FBI: Police killings down, assaults up in past 3 years

By Ehren Wynder

May 14 (UPI) -- The number of police officers killed in the line of duty has declined in the past three years, but the rate of officers assaulted in the same time frame has risen, according to report from the Federal Bureau of Investigation.

The FBI on Tuesday released a special report based on information collected from state, local and tribal law enforcement agencies around the country. The study revealed 194 officers were feloniously killed between 2021 and 2023, more than any other consecutive three-year period in the past two decades.


Year-to-year police killings, however, declined within that timeframe, with 73 officers in 2021, 61 in 2022 and 60 in 2023.

Firearms were the most commonly used weapons, and 52% of officers killed in 2023 died from a gunshot wound, a slight increase from 2022.
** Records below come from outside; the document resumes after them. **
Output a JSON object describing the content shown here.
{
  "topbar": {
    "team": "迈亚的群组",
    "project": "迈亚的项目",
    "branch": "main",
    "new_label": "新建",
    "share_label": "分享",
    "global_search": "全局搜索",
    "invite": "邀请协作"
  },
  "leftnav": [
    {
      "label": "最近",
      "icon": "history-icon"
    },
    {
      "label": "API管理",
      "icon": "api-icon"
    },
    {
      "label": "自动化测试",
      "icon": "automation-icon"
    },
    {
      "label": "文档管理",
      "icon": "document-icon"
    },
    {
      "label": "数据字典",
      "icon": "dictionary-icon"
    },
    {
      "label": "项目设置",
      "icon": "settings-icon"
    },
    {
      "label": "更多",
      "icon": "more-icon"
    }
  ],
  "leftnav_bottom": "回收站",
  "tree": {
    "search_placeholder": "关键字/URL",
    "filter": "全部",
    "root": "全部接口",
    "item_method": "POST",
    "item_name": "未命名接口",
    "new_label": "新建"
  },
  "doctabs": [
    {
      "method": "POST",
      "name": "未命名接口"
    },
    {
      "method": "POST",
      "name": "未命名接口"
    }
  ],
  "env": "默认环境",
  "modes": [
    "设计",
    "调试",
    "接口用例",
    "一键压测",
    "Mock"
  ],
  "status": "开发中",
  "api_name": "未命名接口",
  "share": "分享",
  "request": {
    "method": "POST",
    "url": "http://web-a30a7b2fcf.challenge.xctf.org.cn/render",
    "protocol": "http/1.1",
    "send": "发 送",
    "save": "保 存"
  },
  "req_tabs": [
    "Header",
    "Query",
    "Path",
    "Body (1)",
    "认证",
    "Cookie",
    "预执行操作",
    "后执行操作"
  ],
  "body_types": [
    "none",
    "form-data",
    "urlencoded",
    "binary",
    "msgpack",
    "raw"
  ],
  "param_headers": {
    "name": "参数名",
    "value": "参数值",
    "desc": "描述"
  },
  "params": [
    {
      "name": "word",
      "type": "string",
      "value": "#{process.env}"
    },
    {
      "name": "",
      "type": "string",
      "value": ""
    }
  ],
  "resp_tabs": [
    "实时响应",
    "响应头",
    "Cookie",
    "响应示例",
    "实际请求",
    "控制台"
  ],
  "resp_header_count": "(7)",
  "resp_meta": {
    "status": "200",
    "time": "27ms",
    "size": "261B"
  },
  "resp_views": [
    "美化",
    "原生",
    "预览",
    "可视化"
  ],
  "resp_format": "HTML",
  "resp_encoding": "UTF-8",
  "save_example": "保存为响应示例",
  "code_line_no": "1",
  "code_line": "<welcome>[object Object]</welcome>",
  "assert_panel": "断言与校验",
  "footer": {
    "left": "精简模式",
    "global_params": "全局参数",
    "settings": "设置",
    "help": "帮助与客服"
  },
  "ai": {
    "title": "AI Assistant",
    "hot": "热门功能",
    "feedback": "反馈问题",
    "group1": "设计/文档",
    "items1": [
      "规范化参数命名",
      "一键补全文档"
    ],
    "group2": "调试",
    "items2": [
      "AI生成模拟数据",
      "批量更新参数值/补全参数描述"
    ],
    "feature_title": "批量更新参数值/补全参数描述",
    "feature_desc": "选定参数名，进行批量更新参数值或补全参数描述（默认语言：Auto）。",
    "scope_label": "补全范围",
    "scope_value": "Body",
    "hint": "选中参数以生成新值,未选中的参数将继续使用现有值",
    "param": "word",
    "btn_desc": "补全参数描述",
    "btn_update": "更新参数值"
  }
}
The southern United States, the largest region in the country, has had the highest number of police killings than any other region for the past decade. Last year, however, marked 20 killings, a 38% decrease from 32 in 2022.

It was the lowest recorded number in the South since 2015, when 19 officers in the region were reported killed in the line of duty.


While police killings have declined in the past three years, assaults on law enforcement have gone up in each of those years, according to the FBI.

Agencies reported 79,091 incidents in 2023, the highest officer assault rate in the past decade. The majority of incidents, 6,783, happened when an officer was responding to an assault against a non-officer, followed by 4,879, which happened when an officer was responding to a drug violation.

The number of officers assaulted or injured with a firearm reached a 10-year high in 2023, with around 466 reported cases.

The FBI report comes amid National Police Week and follows a candlelight vigil for fallen officers held Monday on the National Mall in Washington, D.C.

Four U.S. Marshalls were shot and killed last month while trying to arrest a suspect wanted on firearms charges.

Attorney General Merrick Garland at Monday's vigil said the officers' deaths "stand as a stark reminder of the enormous risks our law enforcement officers face every day, even when making the relatively routine arrests they make every day."

Latest Headlines